Sunday, November 11, 2012

Surtsey Island

Surtsey is a new island formed by volcanic eruptions in 1963-67. It has been legally protected from its birth and provides the world with a pristine natural laboratory. Free from human interference, Surtsey has produced long-term information on the colonisation process of new land by plant and animal life.

Surtsey was born as a new volcanic island in 1963-67 and since that time has played a major role in studies of succession and colonisation. It has been the site of one of the few long term studies worldwide on primary succession, providing a unique scientific record of the process of colonisation of land by plants, animals and marine organisms. Not only is it geographically isolated, but it has been legally protected from its birth, providing the world with a pristine natural laboratory, free from human interference. Above all, because of its continuing protection, Surtsey will continue to provide invaluable data on biological colonisation long into the future.

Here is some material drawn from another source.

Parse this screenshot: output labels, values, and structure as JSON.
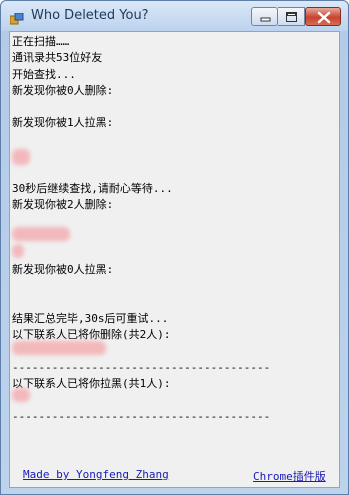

The new island was named after Surtra fire jötunn or giant from Norse mythology. It was intensively studied by volcanologists during its eruption, and afterwards bybotanists and biologists as life forms gradually colonised the originally barren island. The undersea vents that produced Surtsey are part of the Vestmannaeyjar (Westmann Isles) submarine volcanic system, part of the fissure of the sea floor called the Mid-Atlantic Ridge. Vestmannaeyjar also produced the famous eruption of Eldfell on the island of Heimaey in 1973. The eruption that created Surtsey also created a few other small islands along this volcanic chain, such as Jólnir and other, unnamed peaks. Most of these eroded away fairly quickly.
The three stamps on the FDC were issued on 23.6.1965 showing the Surtsey Island in the process of evolving. Thank you Maria for this nice FDC.
Estimates of how long Surtsey will survive are based on the rate of erosion seen up to the present day. Assuming that the current rate does not change, the island will be mostly at or below sea level by 2100. However, the rate of erosion is likely to slow as the tougher core of the island is exposed: an assessment assuming that the rate of erosion will slow exponentially suggests that the island will survive for many centuries. An idea of what it will look like in the future is given by the other small islands in the Vestmannaeyjar archipelago, which formed in the same way as Surtsey several thousand years ago, and have eroded away substantially since they were formed.

No comments:

Post a Comment